High-Level Architecture

The Sentinel Toolbox Development Platform (SNAP) is the underlying platform for the Sentinel-1, -2, and -3 Toolboxes. SNAP is built on ESA BEAM heritage incorporating many years of evolution and improvements with respect to API design, processing framework development, and with respect to a common EO data model. This common data model is called the Product Data Model (PDM) and explained in more detail in Product Data Model.

The SNAP architecture solely comprises modules. A module is both a logical and physical software configuration item that has a unique name, a version and comprises both source code and resources. It may depend on other modules, because it uses their exposed application programming interfaces (API) or reuses provided functions and resources.

SNAP modules may provide well-defined, generic extension points. They also define an API that offers the abstract interfaces that extensions to these extension points must adhere to (the software contract). Extensions are provided by further extension modules which provide services such as specific data readers, data writers or data processors. An extension module may itself again define new extension points and expose higher-level APIs.

Every module is in fact a plug-in. SNAP comprises a dedicated plug-in management which allows for dynamic module loading and unloading at runtime. Users can install new extension modules or update installed ones from either a local module file or the remote Sentinel Toolbox module repository. The Sentinel Toolbox also uses the dynamic module management to update its system framework modules from the remote module repository.

A prominent example in the Sentinel Toolbox and many other extensible software is the definition of an extension point that allows to plug-in new or alternative data readers which generate a common in-memory representation of a given data model. In SNAP, a reader is defined by an abstract interface which allows to create a PDM instance from a given data source locator (universal resource locator, URL). Another module may use data access functions of the PDM but it doesn’t need to care about which reader is used to actually read the data from the data source. The reader interface abstracts from any implementation details and also data source details such as the data location or the data formats used. In the following, we further explain various extension points in SNAP.

Another important advantage of such fine-grained modularisation is that the software can be split into modules that implement a graphical user interface (GUI) and others that provide the actual functionality. Such responsibility separation is important for at least two reasons:

  1. The Sentinel Toolbox is used in a “headless” server environment, where a desktop Graphical User Interface is neither required nor available. In this case, GUI modules don’t need to be deployed into the server environment at all.
  2. The Sentinel Toolbox can be extended to offer alternative GUIs

Both cases indicate that the data, logic, and presentation modules must never depend on certain GUI-providing modules and thus shall not know anything about a related GUI implementation.

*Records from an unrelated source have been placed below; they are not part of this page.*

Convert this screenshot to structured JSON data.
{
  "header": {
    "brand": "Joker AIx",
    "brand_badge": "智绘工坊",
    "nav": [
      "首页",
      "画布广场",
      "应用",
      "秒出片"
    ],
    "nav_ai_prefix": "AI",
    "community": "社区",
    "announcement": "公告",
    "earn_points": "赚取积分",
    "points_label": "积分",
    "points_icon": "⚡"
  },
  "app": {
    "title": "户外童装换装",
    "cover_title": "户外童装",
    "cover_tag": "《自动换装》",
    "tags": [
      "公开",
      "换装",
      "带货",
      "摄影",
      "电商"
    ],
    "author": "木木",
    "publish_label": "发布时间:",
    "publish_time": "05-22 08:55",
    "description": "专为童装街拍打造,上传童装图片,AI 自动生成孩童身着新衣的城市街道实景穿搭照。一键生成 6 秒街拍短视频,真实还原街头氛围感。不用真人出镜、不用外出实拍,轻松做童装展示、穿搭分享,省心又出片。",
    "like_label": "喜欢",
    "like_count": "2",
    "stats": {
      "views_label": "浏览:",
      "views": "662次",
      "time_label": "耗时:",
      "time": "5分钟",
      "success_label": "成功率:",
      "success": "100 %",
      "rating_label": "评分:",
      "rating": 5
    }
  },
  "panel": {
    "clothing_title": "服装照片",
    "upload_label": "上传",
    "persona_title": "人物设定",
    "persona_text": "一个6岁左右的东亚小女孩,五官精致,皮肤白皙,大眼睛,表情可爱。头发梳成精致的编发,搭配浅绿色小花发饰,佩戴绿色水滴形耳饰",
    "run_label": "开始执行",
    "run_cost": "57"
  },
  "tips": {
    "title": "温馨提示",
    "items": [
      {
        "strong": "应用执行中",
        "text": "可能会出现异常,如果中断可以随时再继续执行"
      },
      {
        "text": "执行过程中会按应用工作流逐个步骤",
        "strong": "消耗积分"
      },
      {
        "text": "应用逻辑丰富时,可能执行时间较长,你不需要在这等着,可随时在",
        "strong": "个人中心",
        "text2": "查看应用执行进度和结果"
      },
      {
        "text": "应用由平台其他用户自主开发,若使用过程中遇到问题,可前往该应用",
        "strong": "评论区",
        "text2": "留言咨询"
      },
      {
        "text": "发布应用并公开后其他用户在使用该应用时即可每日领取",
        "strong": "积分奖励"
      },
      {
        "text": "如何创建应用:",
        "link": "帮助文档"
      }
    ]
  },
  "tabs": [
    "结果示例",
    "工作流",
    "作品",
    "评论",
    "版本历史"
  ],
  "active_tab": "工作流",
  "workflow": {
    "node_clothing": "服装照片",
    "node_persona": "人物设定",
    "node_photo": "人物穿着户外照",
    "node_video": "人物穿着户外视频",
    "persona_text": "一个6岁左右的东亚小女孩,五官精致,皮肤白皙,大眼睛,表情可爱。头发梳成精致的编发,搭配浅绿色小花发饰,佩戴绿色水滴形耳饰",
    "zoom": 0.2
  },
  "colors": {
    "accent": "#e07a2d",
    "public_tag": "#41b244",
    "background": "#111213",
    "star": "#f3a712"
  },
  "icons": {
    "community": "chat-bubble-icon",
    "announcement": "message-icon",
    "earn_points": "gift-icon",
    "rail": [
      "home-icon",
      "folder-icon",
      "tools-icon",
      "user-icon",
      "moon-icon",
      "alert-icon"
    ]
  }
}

In SNAP, the separation between GUI- and non GUI-code is acted out to the point that they are situated in different projects: SNAP Desktop (which contains the GUI code) and SNAP Engine (which contains the functionality). In external projects, which do not make the separation, it has become good practice to create separate modules for ui and non-ui code. Note that the GUI is dependent on the Engine, but not the other way round.

Users of the Sentinel Toolbox can decide if they want to also install the Sentinel-1, -2, or -3 Toolbox or any combination of them, because the individual toolboxes are actually sets of modules which can be dynamically plugged into SNAP.